Consecrated virgins vow to live in perpetual chastity, but 'in the world' rather than in a convent
The Vatican has issued a new instruction on Consecrated Virginity as the vocation experiences increasing interest.
The document, titled Ecclesiae Sponsae Imago, comes after requests from bishops across the world for clarity on the role of consecrated virgins, as more women discern the vocation.
A consecrated virgin is a woman who has never married who pledges perpetual virginity and dedicates her life to God. Unlike a nun, she does not live in a community and leads a secular life, providing for her own needs.
“Consecrated persons dedicate themselves to prayer, penance, works of mercy and the apostolate, each according to their own charisms, welcoming the Gospel as a fundamental rule for their life,” Archbishop José Rodríguez Carballo, Secretary of the Congregation for Consecrated Life, explained.
“The charism of virginity is harmonized with the proper charism of each consecrated person, giving rise to a great variety of responses to the vocation, in a creative freedom that demands a sense of responsibility and the exercise of serious spiritual discernment.”
Women who pursue this vocation are consecrated by their diocesan bishop, and remain connected to their local diocese. This relationship is “a special bond of love and mutual belonging,” Archbishop Carballo wrote.
“The consecrated person recognizes herself as the daughter of a particular Church [diocese], shares its history of holiness, and with her own gifts contributes to its edification and participates in its mission.”
The document says that women who discern a possible vocation to consecrated virginity should undergo one or two years of preparation before beginning their formation. The bishop should oversee this process.

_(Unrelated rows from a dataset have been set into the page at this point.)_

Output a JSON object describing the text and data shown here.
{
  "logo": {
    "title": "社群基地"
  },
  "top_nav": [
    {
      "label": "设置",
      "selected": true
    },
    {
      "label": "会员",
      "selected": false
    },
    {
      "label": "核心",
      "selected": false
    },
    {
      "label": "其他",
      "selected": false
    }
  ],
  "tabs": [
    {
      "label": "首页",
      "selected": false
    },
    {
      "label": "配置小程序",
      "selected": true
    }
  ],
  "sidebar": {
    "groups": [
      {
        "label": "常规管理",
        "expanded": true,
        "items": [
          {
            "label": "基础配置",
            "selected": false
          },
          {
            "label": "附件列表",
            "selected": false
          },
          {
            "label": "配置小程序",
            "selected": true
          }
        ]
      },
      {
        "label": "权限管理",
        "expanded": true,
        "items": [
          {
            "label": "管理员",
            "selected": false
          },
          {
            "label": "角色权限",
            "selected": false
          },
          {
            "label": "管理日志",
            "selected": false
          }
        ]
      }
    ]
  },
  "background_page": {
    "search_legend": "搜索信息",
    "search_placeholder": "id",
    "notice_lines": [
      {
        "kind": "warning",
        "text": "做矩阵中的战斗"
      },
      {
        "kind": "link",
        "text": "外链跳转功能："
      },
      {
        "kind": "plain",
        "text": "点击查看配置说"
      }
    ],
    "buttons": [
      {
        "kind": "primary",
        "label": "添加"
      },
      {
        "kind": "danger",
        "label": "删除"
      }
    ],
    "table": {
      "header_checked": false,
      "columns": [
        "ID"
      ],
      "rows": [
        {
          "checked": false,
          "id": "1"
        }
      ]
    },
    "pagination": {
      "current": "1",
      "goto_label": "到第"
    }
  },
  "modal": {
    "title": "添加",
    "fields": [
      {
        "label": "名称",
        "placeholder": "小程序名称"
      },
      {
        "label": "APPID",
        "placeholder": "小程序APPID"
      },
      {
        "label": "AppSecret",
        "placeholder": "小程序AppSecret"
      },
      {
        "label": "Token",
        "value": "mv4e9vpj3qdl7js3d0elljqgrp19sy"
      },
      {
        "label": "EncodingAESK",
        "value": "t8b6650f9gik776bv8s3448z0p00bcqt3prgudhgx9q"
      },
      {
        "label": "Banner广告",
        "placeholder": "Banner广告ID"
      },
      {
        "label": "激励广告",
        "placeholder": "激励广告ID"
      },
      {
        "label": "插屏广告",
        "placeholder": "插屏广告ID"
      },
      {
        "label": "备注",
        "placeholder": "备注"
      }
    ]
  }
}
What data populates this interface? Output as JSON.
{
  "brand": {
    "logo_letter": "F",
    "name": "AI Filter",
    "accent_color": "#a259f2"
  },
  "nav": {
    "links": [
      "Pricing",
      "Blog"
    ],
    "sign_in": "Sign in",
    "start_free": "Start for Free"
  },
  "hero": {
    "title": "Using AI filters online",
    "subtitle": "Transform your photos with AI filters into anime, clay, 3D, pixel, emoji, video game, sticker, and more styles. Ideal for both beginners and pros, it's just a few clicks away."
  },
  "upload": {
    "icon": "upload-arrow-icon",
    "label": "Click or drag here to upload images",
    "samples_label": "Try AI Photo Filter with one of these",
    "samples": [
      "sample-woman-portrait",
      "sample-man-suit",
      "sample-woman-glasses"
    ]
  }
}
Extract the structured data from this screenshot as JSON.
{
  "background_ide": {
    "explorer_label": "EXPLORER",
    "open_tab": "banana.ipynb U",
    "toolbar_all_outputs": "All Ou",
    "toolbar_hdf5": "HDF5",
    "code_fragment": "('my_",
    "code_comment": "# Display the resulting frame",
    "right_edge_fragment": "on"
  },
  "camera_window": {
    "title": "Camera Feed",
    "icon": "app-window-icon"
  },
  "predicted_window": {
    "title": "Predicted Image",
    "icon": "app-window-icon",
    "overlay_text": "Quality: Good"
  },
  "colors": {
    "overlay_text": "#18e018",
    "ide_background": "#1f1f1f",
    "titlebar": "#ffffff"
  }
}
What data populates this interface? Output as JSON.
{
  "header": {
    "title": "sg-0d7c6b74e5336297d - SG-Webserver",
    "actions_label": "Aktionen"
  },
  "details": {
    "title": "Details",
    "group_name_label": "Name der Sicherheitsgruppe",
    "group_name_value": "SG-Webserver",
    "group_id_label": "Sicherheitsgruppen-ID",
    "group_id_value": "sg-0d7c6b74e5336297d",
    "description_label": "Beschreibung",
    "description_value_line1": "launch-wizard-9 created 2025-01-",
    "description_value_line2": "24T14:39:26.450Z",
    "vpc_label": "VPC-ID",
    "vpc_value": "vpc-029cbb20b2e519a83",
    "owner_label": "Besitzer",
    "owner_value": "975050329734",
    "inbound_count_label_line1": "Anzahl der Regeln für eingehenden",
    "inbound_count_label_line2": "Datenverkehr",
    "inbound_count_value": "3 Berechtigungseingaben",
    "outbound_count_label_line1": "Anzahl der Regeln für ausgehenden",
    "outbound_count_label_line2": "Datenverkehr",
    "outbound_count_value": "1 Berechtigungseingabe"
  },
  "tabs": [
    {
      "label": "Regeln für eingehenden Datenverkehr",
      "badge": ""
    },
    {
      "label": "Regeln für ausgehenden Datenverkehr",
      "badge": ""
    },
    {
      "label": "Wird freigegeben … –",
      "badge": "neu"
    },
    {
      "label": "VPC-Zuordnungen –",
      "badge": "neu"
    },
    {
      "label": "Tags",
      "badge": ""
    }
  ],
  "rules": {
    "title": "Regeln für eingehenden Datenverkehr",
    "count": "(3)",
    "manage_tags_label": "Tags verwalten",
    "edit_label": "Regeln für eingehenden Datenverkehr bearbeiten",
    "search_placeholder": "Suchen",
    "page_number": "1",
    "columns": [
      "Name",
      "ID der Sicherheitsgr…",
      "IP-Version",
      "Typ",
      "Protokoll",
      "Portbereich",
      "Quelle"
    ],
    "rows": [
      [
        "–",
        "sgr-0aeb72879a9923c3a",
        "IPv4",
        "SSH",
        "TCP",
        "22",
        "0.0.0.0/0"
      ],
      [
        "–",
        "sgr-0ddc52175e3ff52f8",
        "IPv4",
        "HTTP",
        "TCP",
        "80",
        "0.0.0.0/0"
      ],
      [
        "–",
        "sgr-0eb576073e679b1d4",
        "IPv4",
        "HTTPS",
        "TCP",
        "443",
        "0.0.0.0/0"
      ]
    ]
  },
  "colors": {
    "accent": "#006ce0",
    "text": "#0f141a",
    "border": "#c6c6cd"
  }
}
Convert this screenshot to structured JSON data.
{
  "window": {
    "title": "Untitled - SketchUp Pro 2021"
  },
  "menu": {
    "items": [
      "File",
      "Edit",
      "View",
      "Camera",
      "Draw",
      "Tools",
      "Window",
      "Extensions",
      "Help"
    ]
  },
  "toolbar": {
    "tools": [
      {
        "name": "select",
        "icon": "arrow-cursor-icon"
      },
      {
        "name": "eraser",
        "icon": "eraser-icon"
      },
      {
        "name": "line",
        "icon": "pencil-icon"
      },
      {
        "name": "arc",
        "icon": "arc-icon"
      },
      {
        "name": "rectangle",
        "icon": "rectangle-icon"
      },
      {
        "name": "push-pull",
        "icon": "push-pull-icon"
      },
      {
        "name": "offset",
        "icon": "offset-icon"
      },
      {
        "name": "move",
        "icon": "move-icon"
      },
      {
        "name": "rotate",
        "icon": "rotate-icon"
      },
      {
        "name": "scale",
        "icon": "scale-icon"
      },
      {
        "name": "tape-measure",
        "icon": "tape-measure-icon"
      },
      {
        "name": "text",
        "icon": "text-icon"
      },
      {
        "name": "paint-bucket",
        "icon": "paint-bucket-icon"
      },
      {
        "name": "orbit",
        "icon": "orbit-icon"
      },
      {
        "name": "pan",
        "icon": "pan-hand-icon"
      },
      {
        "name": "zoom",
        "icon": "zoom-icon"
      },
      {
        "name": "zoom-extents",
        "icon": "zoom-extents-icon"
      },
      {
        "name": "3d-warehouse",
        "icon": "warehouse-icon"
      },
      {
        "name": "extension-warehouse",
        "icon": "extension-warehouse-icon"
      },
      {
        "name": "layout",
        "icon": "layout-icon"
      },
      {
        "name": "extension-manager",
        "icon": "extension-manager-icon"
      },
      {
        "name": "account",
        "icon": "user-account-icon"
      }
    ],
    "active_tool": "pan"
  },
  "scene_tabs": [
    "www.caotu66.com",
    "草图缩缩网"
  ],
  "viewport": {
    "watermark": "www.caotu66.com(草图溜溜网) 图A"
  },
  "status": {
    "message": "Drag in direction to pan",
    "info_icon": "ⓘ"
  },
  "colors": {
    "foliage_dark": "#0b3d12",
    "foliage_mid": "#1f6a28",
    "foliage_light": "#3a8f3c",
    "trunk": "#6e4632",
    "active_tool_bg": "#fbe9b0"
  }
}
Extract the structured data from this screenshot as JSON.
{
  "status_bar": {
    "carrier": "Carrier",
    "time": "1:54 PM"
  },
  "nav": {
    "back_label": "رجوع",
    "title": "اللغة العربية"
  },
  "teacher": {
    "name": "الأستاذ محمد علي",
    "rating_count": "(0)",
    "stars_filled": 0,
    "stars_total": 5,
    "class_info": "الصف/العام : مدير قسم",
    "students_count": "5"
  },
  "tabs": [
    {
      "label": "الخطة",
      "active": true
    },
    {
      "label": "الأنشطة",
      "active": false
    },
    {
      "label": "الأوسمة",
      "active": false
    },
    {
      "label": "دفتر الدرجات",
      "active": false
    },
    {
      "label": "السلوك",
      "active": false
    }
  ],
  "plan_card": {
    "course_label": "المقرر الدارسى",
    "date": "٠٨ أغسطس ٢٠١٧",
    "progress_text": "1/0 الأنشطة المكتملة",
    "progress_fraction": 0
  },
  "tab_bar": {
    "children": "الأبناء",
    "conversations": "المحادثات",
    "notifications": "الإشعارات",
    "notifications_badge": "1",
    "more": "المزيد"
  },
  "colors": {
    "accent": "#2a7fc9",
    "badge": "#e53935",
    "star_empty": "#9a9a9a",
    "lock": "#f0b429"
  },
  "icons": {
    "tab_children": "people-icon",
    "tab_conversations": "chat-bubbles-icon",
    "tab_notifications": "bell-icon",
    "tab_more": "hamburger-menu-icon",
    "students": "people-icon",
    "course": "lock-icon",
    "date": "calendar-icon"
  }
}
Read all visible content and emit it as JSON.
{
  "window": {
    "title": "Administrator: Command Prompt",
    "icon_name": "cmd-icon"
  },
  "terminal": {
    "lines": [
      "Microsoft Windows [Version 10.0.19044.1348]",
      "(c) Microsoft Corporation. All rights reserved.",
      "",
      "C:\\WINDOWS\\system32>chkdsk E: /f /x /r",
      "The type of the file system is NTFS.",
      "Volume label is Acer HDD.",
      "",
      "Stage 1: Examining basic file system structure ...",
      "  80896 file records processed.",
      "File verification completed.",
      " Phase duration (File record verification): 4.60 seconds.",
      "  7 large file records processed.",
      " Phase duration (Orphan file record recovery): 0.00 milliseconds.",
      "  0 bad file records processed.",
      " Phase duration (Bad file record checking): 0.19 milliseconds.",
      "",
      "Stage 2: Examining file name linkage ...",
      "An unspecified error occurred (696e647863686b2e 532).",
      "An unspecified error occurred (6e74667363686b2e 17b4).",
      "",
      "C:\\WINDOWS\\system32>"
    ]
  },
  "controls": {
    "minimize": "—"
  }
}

The bishop will also oversee dismissal from the consecrated life under grave circumstances, but this must be confirmed by the Holy See.